What Is the Overhead Rate?

It is important to research overhead for budgeting and determine how much the business should charge for a service or product to make a profit. All the items in the list above are related to the manufacturing function of the business. These costs exclude variable costs required to manufacture products, such as direct materials and direct labor. The Factory Overheads refer to the expenses incurred to run the manufacturing division of your company. These are indirect production costs other than direct material, direct labor, and direct expenses. This method of classifying overhead costs goes by the definition of overheads.

Manufacturing overhead is part of a company’s manufacturing operations, specifically, the costs incurred outside of those related to the cost of direct materials and labor. Underapplied overhead13 occurs when actual overhead costs (debits) are higher than overhead applied to jobs (credits). Note that the manufacturing overhead account has a debit balance when overhead is underapplied because fewer costs were applied to jobs than were actually incurred. The overhead rate or the overhead percentage is the amount your business spends on making a product or providing services to its customers.

To calculate the overhead rate, divide the total overhead costs of the business in a month by its monthly sales. Some organizations also split these into manufacturing overheads, selling overheads, and administrative https://simple-accounting.org/ overhead costs. While administrative overhead includes front office administration and sales, manufacturing overhead is all of the costs that a manufacturing facility incurs, other than direct costs.

What is usually included in overhead?

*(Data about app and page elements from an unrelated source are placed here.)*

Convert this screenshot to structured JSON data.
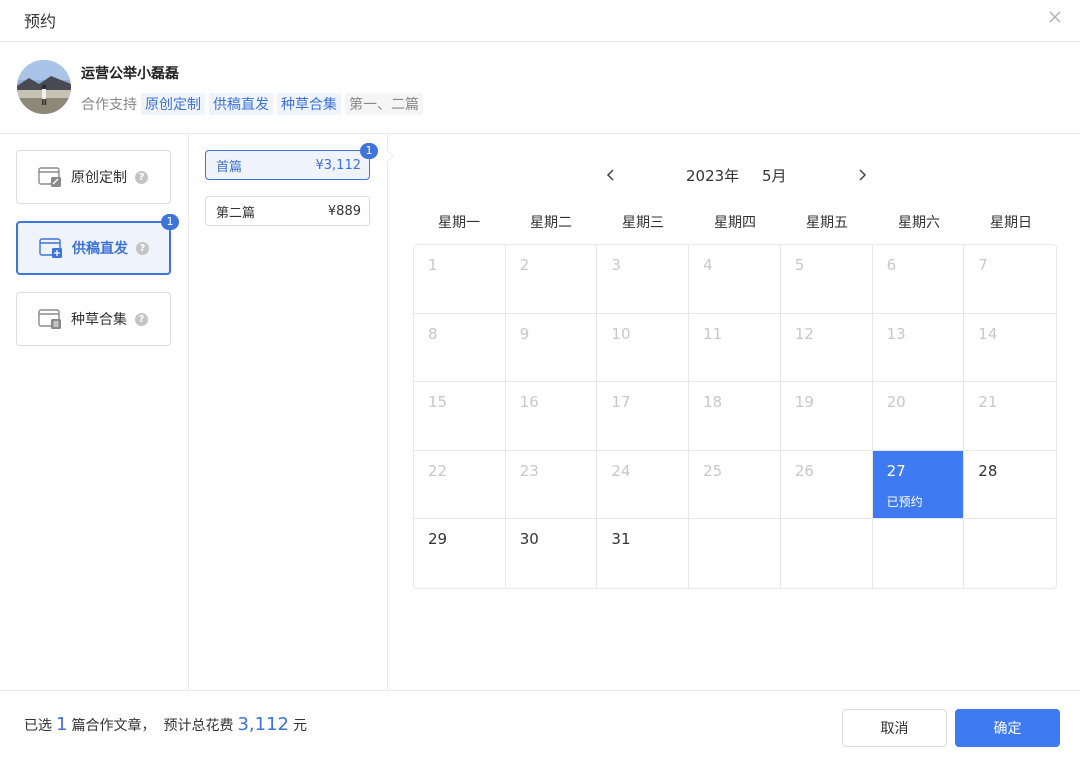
{
  "dialog": {
    "title": "预约"
  },
  "profile": {
    "name": "运营公举小磊磊",
    "support_label": "合作支持",
    "tags": [
      "原创定制",
      "供稿直发",
      "种草合集",
      "第一、二篇"
    ]
  },
  "types": [
    {
      "label": "原创定制",
      "icon": "document-edit-icon",
      "active": false,
      "badge": ""
    },
    {
      "label": "供稿直发",
      "icon": "document-plus-icon",
      "active": true,
      "badge": "1"
    },
    {
      "label": "种草合集",
      "icon": "document-list-icon",
      "active": false,
      "badge": ""
    }
  ],
  "articles": [
    {
      "label": "首篇",
      "price": "¥3,112",
      "active": true,
      "badge": "1"
    },
    {
      "label": "第二篇",
      "price": "¥889",
      "active": false,
      "badge": ""
    }
  ],
  "calendar": {
    "year": "2023年",
    "month": "5月",
    "weekdays": [
      "星期一",
      "星期二",
      "星期三",
      "星期四",
      "星期五",
      "星期六",
      "星期日"
    ],
    "days": [
      {
        "label": "1",
        "state": "disabled"
      },
      {
        "label": "2",
        "state": "disabled"
      },
      {
        "label": "3",
        "state": "disabled"
      },
      {
        "label": "4",
        "state": "disabled"
      },
      {
        "label": "5",
        "state": "disabled"
      },
      {
        "label": "6",
        "state": "disabled"
      },
      {
        "label": "7",
        "state": "disabled"
      },
      {
        "label": "8",
        "state": "disabled"
      },
      {
        "label": "9",
        "state": "disabled"
      },
      {
        "label": "10",
        "state": "disabled"
      },
      {
        "label": "11",
        "state": "disabled"
      },
      {
        "label": "12",
        "state": "disabled"
      },
      {
        "label": "13",
        "state": "disabled"
      },
      {
        "label": "14",
        "state": "disabled"
      },
      {
        "label": "15",
        "state": "disabled"
      },
      {
        "label": "16",
        "state": "disabled"
      },
      {
        "label": "17",
        "state": "disabled"
      },
      {
        "label": "18",
        "state": "disabled"
      },
      {
        "label": "19",
        "state": "disabled"
      },
      {
        "label": "20",
        "state": "disabled"
      },
      {
        "label": "21",
        "state": "disabled"
      },
      {
        "label": "22",
        "state": "disabled"
      },
      {
        "label": "23",
        "state": "disabled"
      },
      {
        "label": "24",
        "state": "disabled"
      },
      {
        "label": "25",
        "state": "disabled"
      },
      {
        "label": "26",
        "state": "disabled"
      },
      {
        "label": "27",
        "state": "booked",
        "note": "已预约"
      },
      {
        "label": "28",
        "state": "available"
      },
      {
        "label": "29",
        "state": "available"
      },
      {
        "label": "30",
        "state": "available"
      },
      {
        "label": "31",
        "state": "available"
      },
      {
        "label": "",
        "state": "empty"
      },
      {
        "label": "",
        "state": "empty"
      },
      {
        "label": "",
        "state": "empty"
      },
      {
        "label": "",
        "state": "empty"
      }
    ]
  },
  "footer": {
    "selected_prefix": "已选",
    "selected_count": "1",
    "selected_suffix": "篇合作文章，",
    "cost_prefix": "预计总花费",
    "cost_value": "3,112",
    "cost_unit": "元",
    "cancel_label": "取消",
    "confirm_label": "确定"
  },
  "colors": {
    "accent": "#3e7bf2",
    "accent_text": "#3e73d8",
    "accent_bg": "#eef3fc"
  }
}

Generally, production overhead costs are allocated to responsibility centers on a “reasonable and systematic” basis. The preferable method of determining allocations is for suppliers and customers of overhead services to negotiate and agree on an allocation method or rate. Interestingly, most firms allocate overhead on a philosophical basis rather than according to hard numbers.

For the soda bottler, this includes commercial ads, signage in retail aisles, and promotional costs. These costs still remain if production is shut down for a short period of time. Since overhead cannot be attributed to one specific revenue-producing business activity, the term is often used interchangeably with the term “indirect expenses”. Generally, your company should have an overhead rate of 35% or lower, though this can be higher or lower depending on your circumstances. Some costs, such as those from the production organization’s accounting staff, cannot be clearly classified as production costs.

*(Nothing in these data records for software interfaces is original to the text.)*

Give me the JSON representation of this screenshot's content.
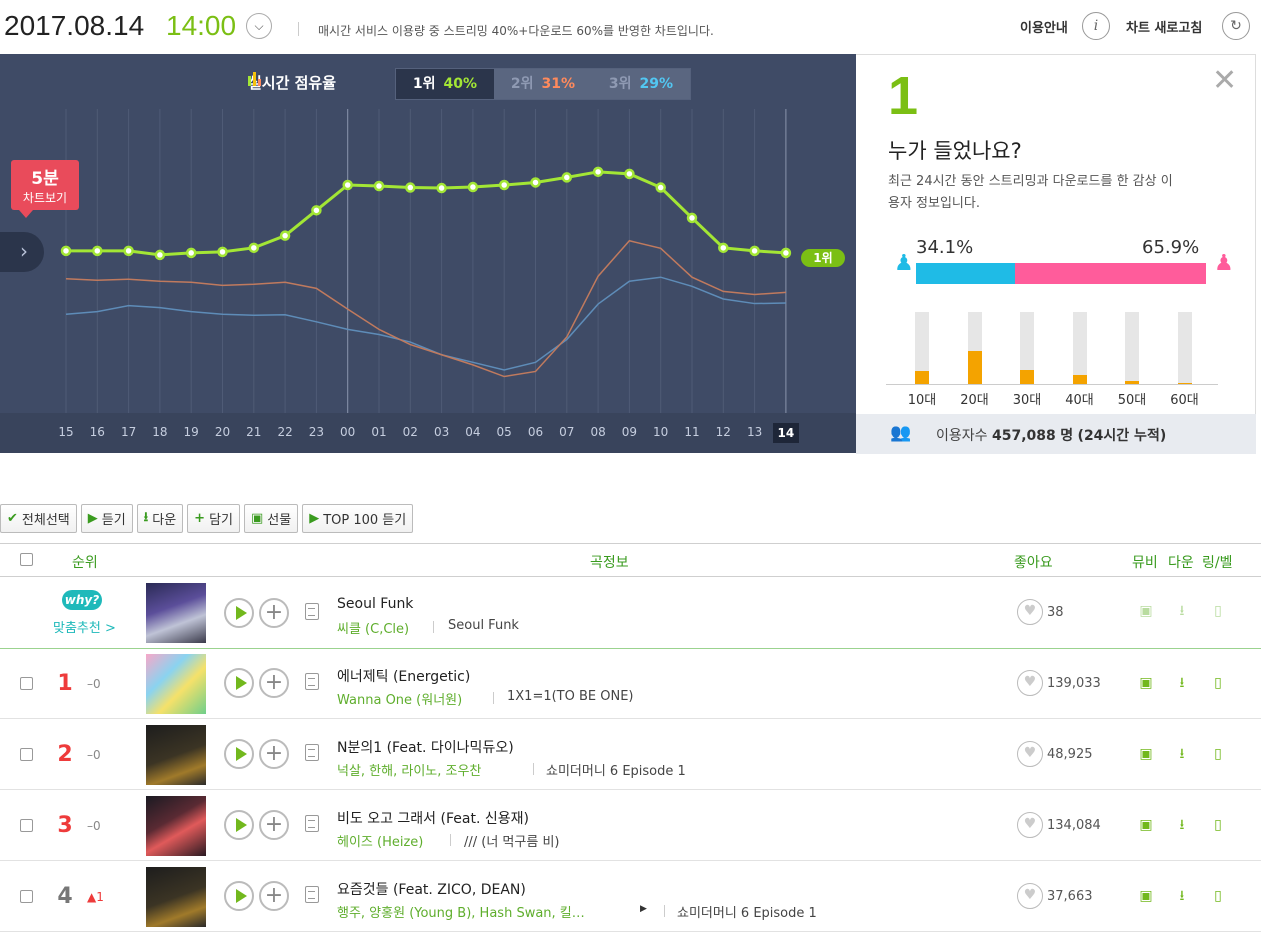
{
  "header": {
    "date": "2017.08.14",
    "time": "14:00",
    "note": "매시간 서비스 이용량 중 스트리밍 40%+다운로드 60%를 반영한 차트입니다.",
    "guide_label": "이용안내",
    "guide_icon": "i",
    "refresh_label": "차트 새로고침",
    "refresh_icon": "refresh-icon",
    "chevron_icon": "chevron-down-icon"
  },
  "chart": {
    "title": "실시간 점유율",
    "tabs": [
      {
        "label": "1위",
        "value": "40%",
        "color": "#a3e635"
      },
      {
        "label": "2위",
        "value": "31%",
        "color": "#ff8a5c"
      },
      {
        "label": "3위",
        "value": "29%",
        "color": "#52c7f2"
      }
    ],
    "five_min_top": "5분",
    "five_min_bottom": "차트보기",
    "current_rank_tag": "1위"
  },
  "chart_data": {
    "type": "line",
    "x": [
      "15",
      "16",
      "17",
      "18",
      "19",
      "20",
      "21",
      "22",
      "23",
      "00",
      "01",
      "02",
      "03",
      "04",
      "05",
      "06",
      "07",
      "08",
      "09",
      "10",
      "11",
      "12",
      "13",
      "14"
    ],
    "current_x": "14",
    "series": [
      {
        "rank": 1,
        "color": "#a3e635",
        "values": [
          42.0,
          42.0,
          42.0,
          41.2,
          41.6,
          41.8,
          42.6,
          45.0,
          50.0,
          55.0,
          54.8,
          54.5,
          54.4,
          54.6,
          55.0,
          55.5,
          56.5,
          57.6,
          57.2,
          54.5,
          48.5,
          42.6,
          42.0,
          41.6
        ]
      },
      {
        "rank": 2,
        "color": "#c07a5e",
        "values": [
          36.5,
          36.2,
          36.4,
          36.0,
          35.8,
          35.2,
          35.4,
          35.8,
          34.6,
          30.5,
          26.5,
          23.5,
          21.5,
          19.5,
          17.2,
          18.2,
          25.0,
          37.0,
          44.0,
          42.5,
          36.8,
          34.0,
          33.4,
          33.8
        ]
      },
      {
        "rank": 3,
        "color": "#5e8cb8",
        "values": [
          29.5,
          30.0,
          31.2,
          30.8,
          30.0,
          29.5,
          29.3,
          29.4,
          28.0,
          26.5,
          25.5,
          24.0,
          21.5,
          20.0,
          18.5,
          20.0,
          24.5,
          31.5,
          36.0,
          36.8,
          35.0,
          32.5,
          31.6,
          31.7
        ]
      }
    ]
  },
  "info": {
    "rank": "1",
    "heading": "누가 들었나요?",
    "desc": "최근 24시간 동안 스트리밍과 다운로드를 한 감상 이용자 정보입니다.",
    "male_pct": "34.1%",
    "female_pct": "65.9%",
    "male_fraction": 0.341,
    "age_groups": [
      {
        "label": "10대",
        "fraction": 0.18
      },
      {
        "label": "20대",
        "fraction": 0.46
      },
      {
        "label": "30대",
        "fraction": 0.2
      },
      {
        "label": "40대",
        "fraction": 0.12
      },
      {
        "label": "50대",
        "fraction": 0.04
      },
      {
        "label": "60대",
        "fraction": 0.02
      }
    ],
    "users_label": "이용자수",
    "users_value": "457,088",
    "users_unit": "명",
    "users_note": "(24시간 누적)"
  },
  "toolbar": {
    "select_all": "전체선택",
    "listen": "듣기",
    "download": "다운",
    "add": "담기",
    "gift": "선물",
    "top100": "TOP 100 듣기"
  },
  "table_header": {
    "rank": "순위",
    "info": "곡정보",
    "likes": "좋아요",
    "mv": "뮤비",
    "down": "다운",
    "ring": "링/벨"
  },
  "recommend": {
    "why": "why?",
    "label": "맞춤추천 >",
    "title": "Seoul Funk",
    "artist": "씨클 (C,Cle)",
    "album": "Seoul Funk",
    "likes": "38"
  },
  "rows": [
    {
      "rank": "1",
      "delta": "0",
      "title": "에너제틱 (Energetic)",
      "artist": "Wanna One (워너원)",
      "album": "1X1=1(TO BE ONE)",
      "likes": "139,033"
    },
    {
      "rank": "2",
      "delta": "0",
      "title": "N분의1 (Feat. 다이나믹듀오)",
      "artist": "넉살, 한해, 라이노, 조우찬",
      "album": "쇼미더머니 6 Episode 1",
      "likes": "48,925"
    },
    {
      "rank": "3",
      "delta": "0",
      "title": "비도 오고 그래서 (Feat. 신용재)",
      "artist": "헤이즈 (Heize)",
      "album": "/// (너 먹구름 비)",
      "likes": "134,084"
    },
    {
      "rank": "4",
      "delta": "1",
      "title": "요즘것들 (Feat. ZICO, DEAN)",
      "artist": "행주, 양홍원 (Young B), Hash Swan, 킬…",
      "album": "쇼미더머니 6 Episode 1",
      "likes": "37,663"
    }
  ]
}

These indirect costs needed to keep your business going are called overhead costs. Overhead costs are the day-to-day operating expenses that aren’t directly related to the labor and production of your goods and services. This includes things like rent for your business space, transportation, gas, insurance, and office equipment. Direct costs like your raw materials and labor are not included in your overhead. Overhead Rate is nothing but the overhead cost that you attribute to the production of goods and services. As stated earlier, the overhead rate is calculated using specific measures as the base.

In this case, they would be included in general overhead as a nonproduction cost. For these types of costs, firms set guidelines for correct financial reporting. For example, in a paper factory, the wood pulp used isn’t counted as an indirect material as it is primarily used to manufacture paper. But the lubricant used to keep the machinery running properly is an indirect cost incurred during the manufacture of paper.

When this is done in a precise and logical manner, it will give the manufacturer the true cost of manufacturing each item. Once you’ve estimated the manufacturing overhead costs for a month, you need to determine the manufacturing overhead rate. In this method, direct labor cost is taken as a base for absorbing the overhead costs.